temperature of approximately 162 C (260 F).
In many pressure tankers, the tanks weighed as much as the cargo. With
refrigeration equipment onboard, the reduced pressure of the cooler
cargo created savings in the weight of the steel needed in the cargo
tanks, thereby increasing cargo carried.
The solution for larger payloads (cargo carrying capacity) was
refrigeration. By cooling the cargo, the pressure can be reduced and
there is a consequent reduction in the thickness and weight of the cargo
tanks.
What was needed for the vessel design was:
(a) Onboard refrigeration equipment to maintain the cargo within
specified temperature and pressure limits;
(b) Steel in the tanks which would remain ductile at the low
temperatures of LPG and LNG; and
(c) Tank insulation that would protect the hull structure
Tank material for Cryogenic temperatures
Where a tanker has been designed specifically to carry fully refrigerated
ethylene (with a boiling point of -104 deg C at atmospheric pressure ) or
LNG (atmospheric boiling point -162C), nickel-alloyed steels, stainless
steels (such as Invar) must be used for the material of tank construction.

LNG Tank Insulation


Thermal insulation must be fitted to refrigerated cargo tanks for the
following reasons:
To minimize heat flow into cargo tanks, thus reducing boil-off.
To protect the tanker structure around the cargo tanks from the effects
of low temperature.
Insulation materials for use on gas carriers should possess the following
main characteristics:
Low thermal conductivity.
Ability to bear loads.
Ability to withstand mechanical damage.
Light weight.
Unaffected by cargo liquid or vapour.
This insulation panel consists of 2 layers. The low temperature side (tank

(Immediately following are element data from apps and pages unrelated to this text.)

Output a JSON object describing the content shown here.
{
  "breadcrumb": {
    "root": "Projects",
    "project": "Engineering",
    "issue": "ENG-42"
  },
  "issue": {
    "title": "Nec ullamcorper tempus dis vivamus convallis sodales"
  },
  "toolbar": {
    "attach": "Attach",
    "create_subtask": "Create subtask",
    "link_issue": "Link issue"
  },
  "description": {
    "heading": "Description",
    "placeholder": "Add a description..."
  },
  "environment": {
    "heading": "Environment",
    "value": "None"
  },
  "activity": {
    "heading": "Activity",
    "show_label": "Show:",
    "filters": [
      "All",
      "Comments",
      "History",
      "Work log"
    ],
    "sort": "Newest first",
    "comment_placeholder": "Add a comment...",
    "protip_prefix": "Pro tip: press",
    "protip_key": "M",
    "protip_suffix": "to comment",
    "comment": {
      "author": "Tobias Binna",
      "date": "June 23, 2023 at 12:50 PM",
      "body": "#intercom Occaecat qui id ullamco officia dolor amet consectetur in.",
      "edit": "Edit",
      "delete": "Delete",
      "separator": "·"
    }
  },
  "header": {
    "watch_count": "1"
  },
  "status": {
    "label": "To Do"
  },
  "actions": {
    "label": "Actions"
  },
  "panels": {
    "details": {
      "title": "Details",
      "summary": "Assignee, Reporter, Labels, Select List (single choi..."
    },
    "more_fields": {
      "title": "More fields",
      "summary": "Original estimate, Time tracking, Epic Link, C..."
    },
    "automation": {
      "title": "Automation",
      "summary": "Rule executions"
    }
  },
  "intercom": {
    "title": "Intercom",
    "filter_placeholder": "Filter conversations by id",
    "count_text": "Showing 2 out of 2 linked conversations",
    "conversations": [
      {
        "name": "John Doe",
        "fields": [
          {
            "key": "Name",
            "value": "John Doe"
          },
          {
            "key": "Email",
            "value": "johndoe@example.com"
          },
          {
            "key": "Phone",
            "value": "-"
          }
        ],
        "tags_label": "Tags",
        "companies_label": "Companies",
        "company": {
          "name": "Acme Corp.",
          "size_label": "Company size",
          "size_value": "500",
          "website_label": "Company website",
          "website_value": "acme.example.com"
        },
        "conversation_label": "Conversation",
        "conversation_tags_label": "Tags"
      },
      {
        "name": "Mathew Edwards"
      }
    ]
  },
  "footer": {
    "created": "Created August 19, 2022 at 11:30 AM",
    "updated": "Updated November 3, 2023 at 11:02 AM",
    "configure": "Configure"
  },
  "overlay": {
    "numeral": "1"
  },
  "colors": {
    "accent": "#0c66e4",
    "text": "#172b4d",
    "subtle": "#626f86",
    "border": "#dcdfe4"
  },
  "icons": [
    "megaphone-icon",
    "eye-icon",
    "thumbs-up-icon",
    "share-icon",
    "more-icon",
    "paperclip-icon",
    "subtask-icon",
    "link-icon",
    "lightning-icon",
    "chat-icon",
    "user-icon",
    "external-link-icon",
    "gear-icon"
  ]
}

side) is the phenolic resin foam (PRF). The normal temperature side
(outer side) is the polyurethane foam (PUF).